The best argument Greg has heard for getting rid of Fannie Mae, Freddie Mac and the mortgage-interest deduction

  • A fractional equity ownership model would spread out the risk

Who might succeed Dale Stinton as CEO of NAR

  • The perception of Bob Goldberg as Dale Stinton 2.0
  • The argument for #NARGirlBoss

The big challenges of organized real estate that the new NAR CEO must address

The role of personal relationships between the lobby and career bureaucrats

  • Many of those career government officials will leave to avoid being a part of the Trump ecosystem




Andreesen Horowitz’s Fintech Podcast 

Connect with Rob and Greg:

Rob’s Website

Greg’s Website

Feb 9, 2017

Welcome to the inaugural episode of Industry Relations, recorded live from Inman Connect NYC. Join Robert Hahn, Managing Partner of real estate consulting firm 7DS Associates, and Greg Robertson, Co-Founder of real estate software company W+R Studios, as they engage in frank discussions about current real estate industry topics.

This time on the podcast, Rob and Greg debate the state of the MLS, the problematic relationship between the MLS and associations, and potential systemic changes.
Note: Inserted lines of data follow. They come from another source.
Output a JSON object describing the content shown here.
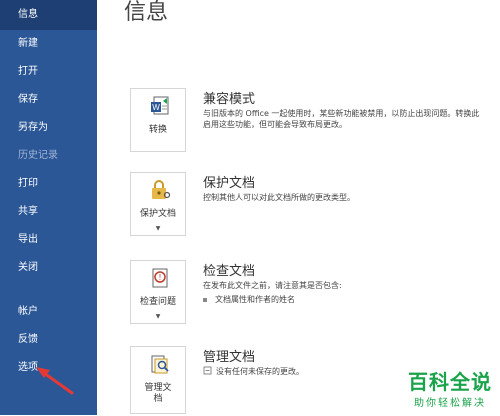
{
  "sidebar": {
    "items": [
      {
        "label": "信息"
      },
      {
        "label": "新建"
      },
      {
        "label": "打开"
      },
      {
        "label": "保存"
      },
      {
        "label": "另存为"
      },
      {
        "label": "历史记录"
      },
      {
        "label": "打印"
      },
      {
        "label": "共享"
      },
      {
        "label": "导出"
      },
      {
        "label": "关闭"
      },
      {
        "label": "帐户"
      },
      {
        "label": "反馈"
      },
      {
        "label": "选项"
      }
    ]
  },
  "main": {
    "title": "信息",
    "sections": [
      {
        "tile_label": "转换",
        "title": "兼容模式",
        "desc_line1": "与旧版本的 Office 一起使用时，某些新功能被禁用，以防止出现问题。转换此",
        "desc_line2": "启用这些功能，但可能会导致布局更改。"
      },
      {
        "tile_label": "保护文档",
        "title": "保护文档",
        "desc_line1": "控制其他人可以对此文档所做的更改类型。"
      },
      {
        "tile_label": "检查问题",
        "title": "检查文档",
        "desc_line1": "在发布此文件之前，请注意其是否包含:",
        "bullet1": "文档属性和作者的姓名"
      },
      {
        "tile_label_line1": "管理文",
        "tile_label_line2": "档",
        "title": "管理文档",
        "desc_line1": "没有任何未保存的更改。"
      }
    ]
  },
  "watermark": {
    "main": "百科全说",
    "sub": "助你轻松解决"
  },
  "colors": {
    "sidebar": "#2b5797",
    "sidebar_active": "#1e3f73",
    "annotation_arrow": "#e53935",
    "watermark": "#1aa34a"
  }
}
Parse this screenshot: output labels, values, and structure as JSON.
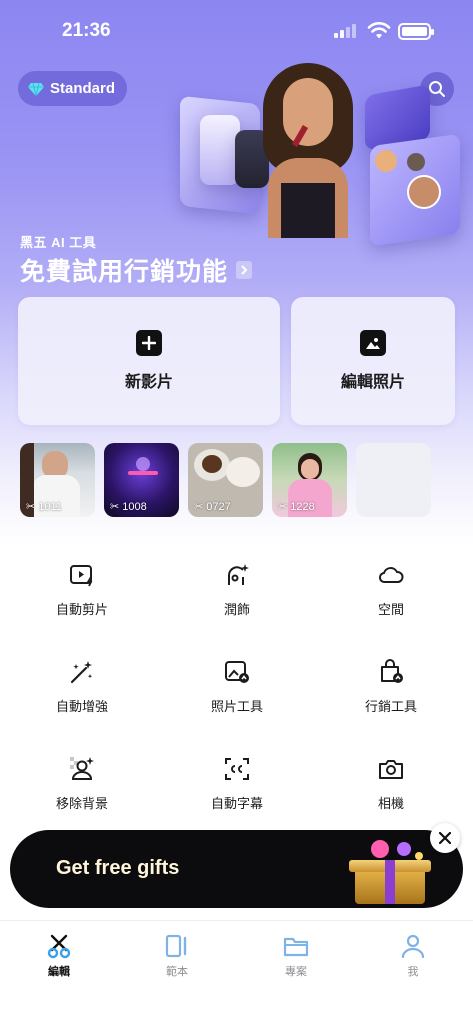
{
  "status_bar": {
    "time": "21:36"
  },
  "header": {
    "plan_label": "Standard"
  },
  "hero": {
    "subtitle": "黑五 AI 工具",
    "title": "免費試用行銷功能"
  },
  "actions": {
    "new_video": "新影片",
    "edit_photo": "編輯照片"
  },
  "recent_projects": [
    {
      "duration": "1011"
    },
    {
      "duration": "1008"
    },
    {
      "duration": "0727"
    },
    {
      "duration": "1228"
    }
  ],
  "tools": [
    {
      "label": "自動剪片",
      "icon": "auto-cut-icon"
    },
    {
      "label": "潤飾",
      "icon": "retouch-icon"
    },
    {
      "label": "空間",
      "icon": "cloud-icon"
    },
    {
      "label": "自動增強",
      "icon": "magic-wand-icon"
    },
    {
      "label": "照片工具",
      "icon": "photo-tools-icon"
    },
    {
      "label": "行銷工具",
      "icon": "marketing-bag-icon"
    },
    {
      "label": "移除背景",
      "icon": "remove-background-icon"
    },
    {
      "label": "自動字幕",
      "icon": "captions-icon"
    },
    {
      "label": "相機",
      "icon": "camera-icon"
    }
  ],
  "promo": {
    "text": "Get free gifts"
  },
  "tabbar": [
    {
      "label": "編輯",
      "icon": "scissors-icon",
      "active": true
    },
    {
      "label": "範本",
      "icon": "template-icon",
      "active": false
    },
    {
      "label": "專案",
      "icon": "folder-icon",
      "active": false
    },
    {
      "label": "我",
      "icon": "profile-icon",
      "active": false
    }
  ],
  "colors": {
    "accent": "#8c86f2",
    "promo_bg": "#0c0c0e",
    "active_tab": "#111111",
    "inactive_tab": "#8e8e93",
    "tab_icon_blue": "#7fb2e6"
  }
}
Listen in as these industry insiders argue the critical obstacles facing the MLS – unfiltered.

What’s Discussed: 

Rob and Greg’s take on the problems with the current MLS system

The dichotomy between low fees and great products and services

The need to identify and address the MLS’s that don’t follow the rules

  • Big brokers don’t have enough power in local communities to affect change

Why MLS execs deserve much credit for the tough work they do in furthering cooperation and compensation

How associations might evolve if divorced from governance of the MLS

The role of politics in local MLS boards

  • Making the MLS for-profit would eliminate those conflicts of interest

Upstream’s potential to create chaos in the real estate data marketplace

How emerging leaders in MLS might feel about changing to a for-profit model

The broker narrative regarding the role of the MLS





Connect with Rob and Greg:

Rob’s Website

Greg’s Website